> [TRY IT] The lines to copy are those with "ISBN" in them. Pull each one from the entries below.

> [GIVEN DATA]
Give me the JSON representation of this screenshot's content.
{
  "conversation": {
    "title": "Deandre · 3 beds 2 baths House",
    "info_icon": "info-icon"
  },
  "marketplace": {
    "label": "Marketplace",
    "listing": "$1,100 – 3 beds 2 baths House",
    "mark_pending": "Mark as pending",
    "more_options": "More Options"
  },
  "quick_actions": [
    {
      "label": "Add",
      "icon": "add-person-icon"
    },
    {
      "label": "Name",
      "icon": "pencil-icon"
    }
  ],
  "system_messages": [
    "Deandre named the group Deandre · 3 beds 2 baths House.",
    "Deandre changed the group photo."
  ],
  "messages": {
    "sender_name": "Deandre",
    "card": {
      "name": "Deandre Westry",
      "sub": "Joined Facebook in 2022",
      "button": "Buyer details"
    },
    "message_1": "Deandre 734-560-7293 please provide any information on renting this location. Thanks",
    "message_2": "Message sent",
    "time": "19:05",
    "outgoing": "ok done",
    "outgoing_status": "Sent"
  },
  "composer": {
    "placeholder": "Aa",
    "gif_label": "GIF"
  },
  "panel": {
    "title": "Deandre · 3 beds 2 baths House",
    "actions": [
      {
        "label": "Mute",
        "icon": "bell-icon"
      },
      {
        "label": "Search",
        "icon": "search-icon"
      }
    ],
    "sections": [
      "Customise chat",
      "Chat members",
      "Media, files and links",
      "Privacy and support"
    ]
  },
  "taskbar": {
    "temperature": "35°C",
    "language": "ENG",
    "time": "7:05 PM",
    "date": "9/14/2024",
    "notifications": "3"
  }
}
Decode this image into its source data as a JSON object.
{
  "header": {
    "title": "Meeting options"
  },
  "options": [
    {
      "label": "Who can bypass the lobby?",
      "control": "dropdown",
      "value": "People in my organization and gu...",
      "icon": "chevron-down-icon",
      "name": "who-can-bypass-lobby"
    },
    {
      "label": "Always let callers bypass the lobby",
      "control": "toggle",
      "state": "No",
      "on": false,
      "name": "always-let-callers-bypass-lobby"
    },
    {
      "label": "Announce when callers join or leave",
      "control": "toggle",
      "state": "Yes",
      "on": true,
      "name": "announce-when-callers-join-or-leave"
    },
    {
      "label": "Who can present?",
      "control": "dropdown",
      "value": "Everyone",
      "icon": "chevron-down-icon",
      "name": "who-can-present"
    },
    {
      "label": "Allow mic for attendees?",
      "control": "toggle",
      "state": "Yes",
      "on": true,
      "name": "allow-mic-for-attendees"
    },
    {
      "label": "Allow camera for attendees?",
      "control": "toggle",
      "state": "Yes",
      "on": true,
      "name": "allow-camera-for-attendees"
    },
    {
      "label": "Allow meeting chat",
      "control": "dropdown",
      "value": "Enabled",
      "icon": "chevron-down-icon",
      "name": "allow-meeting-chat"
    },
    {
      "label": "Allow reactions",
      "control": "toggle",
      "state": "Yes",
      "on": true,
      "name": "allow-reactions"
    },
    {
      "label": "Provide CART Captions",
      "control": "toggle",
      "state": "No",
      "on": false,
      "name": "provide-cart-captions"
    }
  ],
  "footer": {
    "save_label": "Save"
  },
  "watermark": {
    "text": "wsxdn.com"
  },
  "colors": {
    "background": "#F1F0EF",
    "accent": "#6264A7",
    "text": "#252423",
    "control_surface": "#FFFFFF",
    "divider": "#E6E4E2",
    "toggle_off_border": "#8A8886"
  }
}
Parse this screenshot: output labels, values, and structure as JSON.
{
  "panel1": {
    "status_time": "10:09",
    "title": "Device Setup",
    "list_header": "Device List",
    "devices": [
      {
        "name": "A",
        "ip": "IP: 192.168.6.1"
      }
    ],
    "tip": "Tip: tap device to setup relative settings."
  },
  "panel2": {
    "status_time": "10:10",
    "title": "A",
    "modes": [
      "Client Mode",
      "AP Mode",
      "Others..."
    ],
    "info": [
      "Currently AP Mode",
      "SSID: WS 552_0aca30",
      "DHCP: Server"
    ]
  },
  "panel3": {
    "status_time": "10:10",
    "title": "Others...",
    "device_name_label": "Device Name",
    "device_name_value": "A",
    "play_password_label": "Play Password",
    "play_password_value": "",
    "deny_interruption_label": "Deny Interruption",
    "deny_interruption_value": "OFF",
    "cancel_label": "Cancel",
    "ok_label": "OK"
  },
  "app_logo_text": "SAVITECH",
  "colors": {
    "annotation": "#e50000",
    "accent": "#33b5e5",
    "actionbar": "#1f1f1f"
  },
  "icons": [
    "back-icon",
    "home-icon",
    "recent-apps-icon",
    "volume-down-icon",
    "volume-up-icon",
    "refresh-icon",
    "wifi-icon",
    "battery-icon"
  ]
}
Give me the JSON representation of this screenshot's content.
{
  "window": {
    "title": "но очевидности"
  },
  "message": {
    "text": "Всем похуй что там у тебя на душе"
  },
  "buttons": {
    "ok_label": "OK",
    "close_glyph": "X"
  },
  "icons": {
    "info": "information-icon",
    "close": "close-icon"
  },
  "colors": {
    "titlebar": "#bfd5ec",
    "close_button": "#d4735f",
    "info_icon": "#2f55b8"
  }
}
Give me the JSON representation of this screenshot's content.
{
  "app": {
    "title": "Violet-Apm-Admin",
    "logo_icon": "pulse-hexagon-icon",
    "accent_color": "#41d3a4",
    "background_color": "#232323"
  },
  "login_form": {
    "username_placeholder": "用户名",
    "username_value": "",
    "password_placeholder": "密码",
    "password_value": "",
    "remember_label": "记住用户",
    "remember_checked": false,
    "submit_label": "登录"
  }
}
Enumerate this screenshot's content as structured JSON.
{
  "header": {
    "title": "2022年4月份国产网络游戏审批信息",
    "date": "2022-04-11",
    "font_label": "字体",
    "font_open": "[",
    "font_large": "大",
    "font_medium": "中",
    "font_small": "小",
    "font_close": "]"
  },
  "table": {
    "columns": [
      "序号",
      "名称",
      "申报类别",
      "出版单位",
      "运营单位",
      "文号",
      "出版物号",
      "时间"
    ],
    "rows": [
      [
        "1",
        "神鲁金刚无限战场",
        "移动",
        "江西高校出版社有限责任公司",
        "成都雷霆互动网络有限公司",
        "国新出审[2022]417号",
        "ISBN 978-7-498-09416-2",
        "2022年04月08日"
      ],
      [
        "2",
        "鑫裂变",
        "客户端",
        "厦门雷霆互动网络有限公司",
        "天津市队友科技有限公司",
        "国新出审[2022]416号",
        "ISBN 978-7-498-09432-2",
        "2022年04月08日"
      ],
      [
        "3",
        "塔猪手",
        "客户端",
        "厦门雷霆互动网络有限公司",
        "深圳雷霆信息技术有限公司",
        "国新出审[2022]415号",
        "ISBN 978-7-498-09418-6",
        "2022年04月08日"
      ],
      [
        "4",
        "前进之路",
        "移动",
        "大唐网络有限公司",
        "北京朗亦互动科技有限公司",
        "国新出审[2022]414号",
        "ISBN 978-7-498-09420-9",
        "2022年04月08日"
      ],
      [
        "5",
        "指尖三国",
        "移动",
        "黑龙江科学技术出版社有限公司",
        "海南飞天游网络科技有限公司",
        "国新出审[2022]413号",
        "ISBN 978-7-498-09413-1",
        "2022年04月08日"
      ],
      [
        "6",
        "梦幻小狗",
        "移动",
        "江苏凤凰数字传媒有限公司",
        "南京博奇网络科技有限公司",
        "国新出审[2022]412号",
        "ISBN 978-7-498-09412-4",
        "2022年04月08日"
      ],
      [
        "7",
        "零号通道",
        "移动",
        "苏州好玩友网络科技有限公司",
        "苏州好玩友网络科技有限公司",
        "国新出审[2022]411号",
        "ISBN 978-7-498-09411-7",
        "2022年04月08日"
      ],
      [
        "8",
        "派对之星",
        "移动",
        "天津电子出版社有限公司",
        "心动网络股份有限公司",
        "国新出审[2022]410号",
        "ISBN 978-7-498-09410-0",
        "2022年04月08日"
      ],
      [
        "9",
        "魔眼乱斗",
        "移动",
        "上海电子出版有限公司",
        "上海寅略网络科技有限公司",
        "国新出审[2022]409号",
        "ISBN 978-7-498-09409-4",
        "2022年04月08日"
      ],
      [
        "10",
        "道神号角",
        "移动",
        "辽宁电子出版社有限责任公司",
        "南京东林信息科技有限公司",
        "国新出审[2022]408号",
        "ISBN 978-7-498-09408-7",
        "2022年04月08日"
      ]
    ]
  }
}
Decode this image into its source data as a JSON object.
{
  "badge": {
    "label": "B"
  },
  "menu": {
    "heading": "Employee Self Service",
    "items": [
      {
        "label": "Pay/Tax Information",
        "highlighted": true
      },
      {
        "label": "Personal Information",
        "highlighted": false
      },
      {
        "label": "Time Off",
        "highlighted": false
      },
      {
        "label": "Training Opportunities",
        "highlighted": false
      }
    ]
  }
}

> [WRITTEN RESPONSE]
        "ISBN 978-7-498-09416-2",
        "ISBN 978-7-498-09432-2",
        "ISBN 978-7-498-09418-6",
        "ISBN 978-7-498-09420-9",
        "ISBN 978-7-498-09413-1",
        "ISBN 978-7-498-09412-4",
        "ISBN 978-7-498-09411-7",
        "ISBN 978-7-498-09410-0",
        "ISBN 978-7-498-09409-4",
        "ISBN 978-7-498-09408-7",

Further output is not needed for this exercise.